:: Assigned task ::
Your answer should consist of the lines in the following data that contain "title".

[[ Exercise materials, beginning ]]

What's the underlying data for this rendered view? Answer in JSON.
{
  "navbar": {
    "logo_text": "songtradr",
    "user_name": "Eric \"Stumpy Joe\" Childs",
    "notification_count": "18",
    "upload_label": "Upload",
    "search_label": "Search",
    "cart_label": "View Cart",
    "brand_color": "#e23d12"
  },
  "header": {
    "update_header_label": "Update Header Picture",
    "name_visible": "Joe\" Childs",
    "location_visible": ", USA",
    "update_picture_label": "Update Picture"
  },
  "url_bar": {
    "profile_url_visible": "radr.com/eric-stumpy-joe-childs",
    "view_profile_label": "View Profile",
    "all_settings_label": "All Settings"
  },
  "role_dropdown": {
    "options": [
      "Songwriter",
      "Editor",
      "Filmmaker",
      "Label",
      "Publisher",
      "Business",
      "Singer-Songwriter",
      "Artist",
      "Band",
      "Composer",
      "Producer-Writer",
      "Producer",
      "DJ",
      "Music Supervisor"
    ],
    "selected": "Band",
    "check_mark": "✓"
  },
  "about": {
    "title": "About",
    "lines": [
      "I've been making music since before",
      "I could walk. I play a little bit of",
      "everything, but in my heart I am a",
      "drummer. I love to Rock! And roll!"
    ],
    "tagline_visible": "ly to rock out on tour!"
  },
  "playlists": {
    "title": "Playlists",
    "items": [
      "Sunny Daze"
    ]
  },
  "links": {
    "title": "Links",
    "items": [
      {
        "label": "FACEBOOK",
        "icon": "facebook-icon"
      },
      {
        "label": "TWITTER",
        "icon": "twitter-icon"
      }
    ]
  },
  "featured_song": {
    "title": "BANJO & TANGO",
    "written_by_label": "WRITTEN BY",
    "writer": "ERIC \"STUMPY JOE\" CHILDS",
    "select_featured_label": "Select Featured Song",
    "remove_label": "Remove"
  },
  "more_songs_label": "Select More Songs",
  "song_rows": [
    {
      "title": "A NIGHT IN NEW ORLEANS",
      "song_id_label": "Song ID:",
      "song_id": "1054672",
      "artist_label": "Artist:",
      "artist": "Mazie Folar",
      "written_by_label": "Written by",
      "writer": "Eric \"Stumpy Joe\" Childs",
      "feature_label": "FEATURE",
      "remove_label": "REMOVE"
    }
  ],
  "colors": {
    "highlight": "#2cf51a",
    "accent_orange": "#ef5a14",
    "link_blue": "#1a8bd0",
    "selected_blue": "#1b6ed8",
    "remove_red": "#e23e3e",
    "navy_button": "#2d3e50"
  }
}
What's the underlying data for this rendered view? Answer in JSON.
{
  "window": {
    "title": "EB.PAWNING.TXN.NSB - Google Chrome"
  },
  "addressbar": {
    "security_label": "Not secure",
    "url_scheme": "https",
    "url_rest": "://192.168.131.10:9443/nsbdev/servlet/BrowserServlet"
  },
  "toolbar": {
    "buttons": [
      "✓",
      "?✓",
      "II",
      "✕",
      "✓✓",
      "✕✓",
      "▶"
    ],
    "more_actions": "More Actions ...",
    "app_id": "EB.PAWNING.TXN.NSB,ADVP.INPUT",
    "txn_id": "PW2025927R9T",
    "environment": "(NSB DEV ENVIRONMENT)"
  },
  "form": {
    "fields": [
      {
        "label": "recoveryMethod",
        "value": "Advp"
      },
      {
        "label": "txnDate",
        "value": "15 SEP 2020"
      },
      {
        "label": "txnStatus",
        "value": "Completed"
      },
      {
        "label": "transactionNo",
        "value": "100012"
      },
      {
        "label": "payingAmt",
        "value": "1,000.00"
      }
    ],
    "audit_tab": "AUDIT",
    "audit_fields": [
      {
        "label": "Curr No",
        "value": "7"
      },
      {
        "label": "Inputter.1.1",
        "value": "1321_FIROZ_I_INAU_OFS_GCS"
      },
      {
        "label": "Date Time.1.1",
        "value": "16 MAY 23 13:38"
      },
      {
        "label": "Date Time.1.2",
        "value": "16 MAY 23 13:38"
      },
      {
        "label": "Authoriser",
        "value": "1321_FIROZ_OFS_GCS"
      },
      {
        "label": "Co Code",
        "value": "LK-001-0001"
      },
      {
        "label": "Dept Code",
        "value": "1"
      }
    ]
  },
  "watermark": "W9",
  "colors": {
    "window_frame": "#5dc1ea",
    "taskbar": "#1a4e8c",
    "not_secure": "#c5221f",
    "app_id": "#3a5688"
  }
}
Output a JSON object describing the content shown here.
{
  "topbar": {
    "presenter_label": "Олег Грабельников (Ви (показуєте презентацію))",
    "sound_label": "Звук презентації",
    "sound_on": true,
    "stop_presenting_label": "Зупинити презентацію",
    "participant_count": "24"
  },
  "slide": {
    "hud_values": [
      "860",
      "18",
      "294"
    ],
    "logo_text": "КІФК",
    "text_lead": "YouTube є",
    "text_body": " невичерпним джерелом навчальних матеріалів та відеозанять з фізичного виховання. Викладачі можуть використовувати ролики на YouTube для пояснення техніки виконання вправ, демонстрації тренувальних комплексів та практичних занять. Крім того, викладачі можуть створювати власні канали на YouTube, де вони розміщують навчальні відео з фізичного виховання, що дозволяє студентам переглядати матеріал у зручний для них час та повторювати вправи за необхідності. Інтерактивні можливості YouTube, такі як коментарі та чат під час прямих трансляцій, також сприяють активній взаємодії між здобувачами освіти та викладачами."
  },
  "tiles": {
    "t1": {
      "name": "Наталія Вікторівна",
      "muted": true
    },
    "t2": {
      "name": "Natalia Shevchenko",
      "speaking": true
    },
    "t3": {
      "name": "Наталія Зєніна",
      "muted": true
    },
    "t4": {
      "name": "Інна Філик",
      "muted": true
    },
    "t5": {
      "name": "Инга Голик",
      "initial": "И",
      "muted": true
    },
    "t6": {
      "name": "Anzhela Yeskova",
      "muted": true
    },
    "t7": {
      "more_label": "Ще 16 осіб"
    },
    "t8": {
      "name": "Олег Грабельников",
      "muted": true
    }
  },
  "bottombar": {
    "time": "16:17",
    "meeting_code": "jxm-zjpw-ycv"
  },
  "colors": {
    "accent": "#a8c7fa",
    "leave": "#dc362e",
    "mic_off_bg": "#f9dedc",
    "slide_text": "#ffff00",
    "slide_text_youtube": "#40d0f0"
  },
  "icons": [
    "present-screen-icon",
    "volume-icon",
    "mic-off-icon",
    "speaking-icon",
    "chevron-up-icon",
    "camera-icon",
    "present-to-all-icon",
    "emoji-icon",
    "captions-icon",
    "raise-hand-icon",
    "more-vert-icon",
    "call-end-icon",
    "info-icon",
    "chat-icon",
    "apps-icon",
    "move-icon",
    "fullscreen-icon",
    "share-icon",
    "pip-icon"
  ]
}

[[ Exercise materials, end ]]

:: Response to this exercise ::
    "title": "About",
    "title": "Playlists",
    "title": "Links",
    "title": "BANJO & TANGO",
      "title": "A NIGHT IN NEW ORLEANS",
    "title": "EB.PAWNING.TXN.NSB - Google Chrome"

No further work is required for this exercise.